■ **Material provided**:

<<<<

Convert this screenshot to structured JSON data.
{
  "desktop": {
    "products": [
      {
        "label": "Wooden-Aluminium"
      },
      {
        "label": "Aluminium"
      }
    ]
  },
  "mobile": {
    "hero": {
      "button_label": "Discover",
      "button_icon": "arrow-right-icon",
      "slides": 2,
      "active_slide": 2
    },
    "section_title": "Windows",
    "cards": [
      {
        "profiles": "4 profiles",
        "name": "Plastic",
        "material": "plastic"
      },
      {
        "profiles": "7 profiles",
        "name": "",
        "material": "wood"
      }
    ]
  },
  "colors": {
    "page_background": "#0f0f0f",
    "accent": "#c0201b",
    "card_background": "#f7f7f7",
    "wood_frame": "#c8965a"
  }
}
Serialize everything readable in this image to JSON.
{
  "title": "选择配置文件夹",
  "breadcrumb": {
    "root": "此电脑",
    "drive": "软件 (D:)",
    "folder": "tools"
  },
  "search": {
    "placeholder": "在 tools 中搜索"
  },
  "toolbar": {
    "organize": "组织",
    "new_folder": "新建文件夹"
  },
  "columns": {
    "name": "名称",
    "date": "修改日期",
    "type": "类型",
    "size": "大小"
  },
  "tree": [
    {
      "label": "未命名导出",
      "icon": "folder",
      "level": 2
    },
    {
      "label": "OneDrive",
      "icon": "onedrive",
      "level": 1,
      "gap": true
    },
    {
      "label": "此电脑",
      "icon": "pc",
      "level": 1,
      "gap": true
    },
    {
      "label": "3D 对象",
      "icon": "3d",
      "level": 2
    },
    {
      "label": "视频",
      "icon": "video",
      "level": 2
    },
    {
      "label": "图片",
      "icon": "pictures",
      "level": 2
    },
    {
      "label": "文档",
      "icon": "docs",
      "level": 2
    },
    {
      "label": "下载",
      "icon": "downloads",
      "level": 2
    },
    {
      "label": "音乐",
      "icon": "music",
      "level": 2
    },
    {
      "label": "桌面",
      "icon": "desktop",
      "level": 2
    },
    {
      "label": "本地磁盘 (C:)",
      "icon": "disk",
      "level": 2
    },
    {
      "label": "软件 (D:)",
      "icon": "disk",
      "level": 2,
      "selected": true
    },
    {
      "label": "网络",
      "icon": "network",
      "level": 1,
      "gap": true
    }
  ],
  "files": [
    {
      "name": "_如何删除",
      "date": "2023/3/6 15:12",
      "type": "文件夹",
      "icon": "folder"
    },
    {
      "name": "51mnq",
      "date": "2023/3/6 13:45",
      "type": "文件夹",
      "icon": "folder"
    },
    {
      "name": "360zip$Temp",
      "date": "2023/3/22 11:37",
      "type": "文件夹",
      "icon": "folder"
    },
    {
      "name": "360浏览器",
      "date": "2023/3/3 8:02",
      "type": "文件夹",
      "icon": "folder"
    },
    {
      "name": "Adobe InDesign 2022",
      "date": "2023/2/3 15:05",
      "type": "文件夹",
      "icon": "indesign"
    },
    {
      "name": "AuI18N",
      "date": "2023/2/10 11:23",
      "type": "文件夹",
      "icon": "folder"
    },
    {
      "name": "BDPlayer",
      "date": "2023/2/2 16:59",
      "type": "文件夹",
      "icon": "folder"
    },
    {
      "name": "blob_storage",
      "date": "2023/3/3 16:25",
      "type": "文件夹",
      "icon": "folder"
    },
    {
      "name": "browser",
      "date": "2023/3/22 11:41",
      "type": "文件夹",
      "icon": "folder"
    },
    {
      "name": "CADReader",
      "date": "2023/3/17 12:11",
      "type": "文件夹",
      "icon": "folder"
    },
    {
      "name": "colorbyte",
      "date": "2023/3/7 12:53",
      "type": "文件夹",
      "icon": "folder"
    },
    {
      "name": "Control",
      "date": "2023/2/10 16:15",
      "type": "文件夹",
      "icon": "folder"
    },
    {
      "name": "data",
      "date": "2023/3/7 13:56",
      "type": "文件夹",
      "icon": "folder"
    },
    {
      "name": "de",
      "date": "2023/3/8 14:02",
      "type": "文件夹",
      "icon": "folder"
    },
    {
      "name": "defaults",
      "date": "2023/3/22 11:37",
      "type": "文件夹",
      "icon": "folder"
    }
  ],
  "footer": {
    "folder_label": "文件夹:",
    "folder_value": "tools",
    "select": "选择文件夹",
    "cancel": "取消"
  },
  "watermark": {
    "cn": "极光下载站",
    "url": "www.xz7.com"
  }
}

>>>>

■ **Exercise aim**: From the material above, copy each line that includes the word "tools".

■ **Response below**:
    "folder": "tools"
    "placeholder": "在 tools 中搜索"
    "folder_value": "tools",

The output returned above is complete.